**Work order:** Read the lines of the data below and retrieve those with "分割對齊".

--- START ---

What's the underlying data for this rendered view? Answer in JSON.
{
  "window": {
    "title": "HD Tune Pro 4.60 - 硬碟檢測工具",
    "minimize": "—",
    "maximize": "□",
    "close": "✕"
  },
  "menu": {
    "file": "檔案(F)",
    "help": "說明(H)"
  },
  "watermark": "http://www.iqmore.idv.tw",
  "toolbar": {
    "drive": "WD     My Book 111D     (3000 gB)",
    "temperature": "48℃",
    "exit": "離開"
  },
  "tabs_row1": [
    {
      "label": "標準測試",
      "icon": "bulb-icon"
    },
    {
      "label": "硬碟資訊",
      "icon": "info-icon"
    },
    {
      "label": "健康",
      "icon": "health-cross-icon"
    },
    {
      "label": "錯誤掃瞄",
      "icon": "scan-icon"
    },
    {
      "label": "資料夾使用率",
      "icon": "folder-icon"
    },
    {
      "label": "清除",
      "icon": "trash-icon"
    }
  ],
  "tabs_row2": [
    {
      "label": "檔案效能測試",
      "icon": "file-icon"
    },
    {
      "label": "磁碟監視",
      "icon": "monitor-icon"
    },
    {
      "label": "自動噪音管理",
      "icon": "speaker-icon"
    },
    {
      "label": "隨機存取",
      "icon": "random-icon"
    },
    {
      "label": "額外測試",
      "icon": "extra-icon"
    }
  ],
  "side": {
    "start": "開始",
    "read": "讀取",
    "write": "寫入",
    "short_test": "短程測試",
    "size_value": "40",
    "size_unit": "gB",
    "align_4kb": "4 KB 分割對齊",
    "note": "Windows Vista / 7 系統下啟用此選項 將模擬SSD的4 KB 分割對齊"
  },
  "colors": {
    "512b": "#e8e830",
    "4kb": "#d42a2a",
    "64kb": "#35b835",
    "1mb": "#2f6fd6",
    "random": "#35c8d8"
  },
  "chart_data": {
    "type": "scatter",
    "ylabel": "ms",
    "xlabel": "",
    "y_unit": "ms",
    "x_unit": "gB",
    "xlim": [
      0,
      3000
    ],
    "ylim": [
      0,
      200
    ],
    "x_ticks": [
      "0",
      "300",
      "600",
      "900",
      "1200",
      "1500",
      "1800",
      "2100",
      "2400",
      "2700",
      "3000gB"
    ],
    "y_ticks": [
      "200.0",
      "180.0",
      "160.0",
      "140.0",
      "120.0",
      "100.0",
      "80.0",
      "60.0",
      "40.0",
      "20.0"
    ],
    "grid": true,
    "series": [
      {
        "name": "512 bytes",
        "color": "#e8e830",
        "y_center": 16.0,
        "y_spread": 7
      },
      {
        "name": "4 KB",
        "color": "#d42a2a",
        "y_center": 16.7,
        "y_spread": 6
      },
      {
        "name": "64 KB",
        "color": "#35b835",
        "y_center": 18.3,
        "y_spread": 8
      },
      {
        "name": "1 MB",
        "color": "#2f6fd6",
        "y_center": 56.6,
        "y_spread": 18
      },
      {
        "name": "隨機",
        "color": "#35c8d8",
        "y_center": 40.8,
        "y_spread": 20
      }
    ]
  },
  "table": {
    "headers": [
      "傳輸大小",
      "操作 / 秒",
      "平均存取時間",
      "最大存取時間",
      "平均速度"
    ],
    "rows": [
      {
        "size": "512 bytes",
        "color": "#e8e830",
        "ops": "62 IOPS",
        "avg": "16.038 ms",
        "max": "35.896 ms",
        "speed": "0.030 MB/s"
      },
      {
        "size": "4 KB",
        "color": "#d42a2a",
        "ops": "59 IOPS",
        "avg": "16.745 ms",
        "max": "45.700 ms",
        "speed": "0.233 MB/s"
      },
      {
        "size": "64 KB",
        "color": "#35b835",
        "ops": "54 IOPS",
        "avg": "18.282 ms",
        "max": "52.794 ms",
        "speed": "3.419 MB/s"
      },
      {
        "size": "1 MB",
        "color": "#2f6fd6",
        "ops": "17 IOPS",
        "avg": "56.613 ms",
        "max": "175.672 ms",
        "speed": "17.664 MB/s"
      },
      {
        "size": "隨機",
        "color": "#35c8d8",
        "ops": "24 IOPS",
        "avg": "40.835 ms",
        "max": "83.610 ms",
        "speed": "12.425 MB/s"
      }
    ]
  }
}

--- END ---

**Response to this task:**
    "align_4kb": "4 KB 分割對齊",
    "note": "Windows Vista / 7 系統下啟用此選項 將模擬SSD的4 KB 分割對齊"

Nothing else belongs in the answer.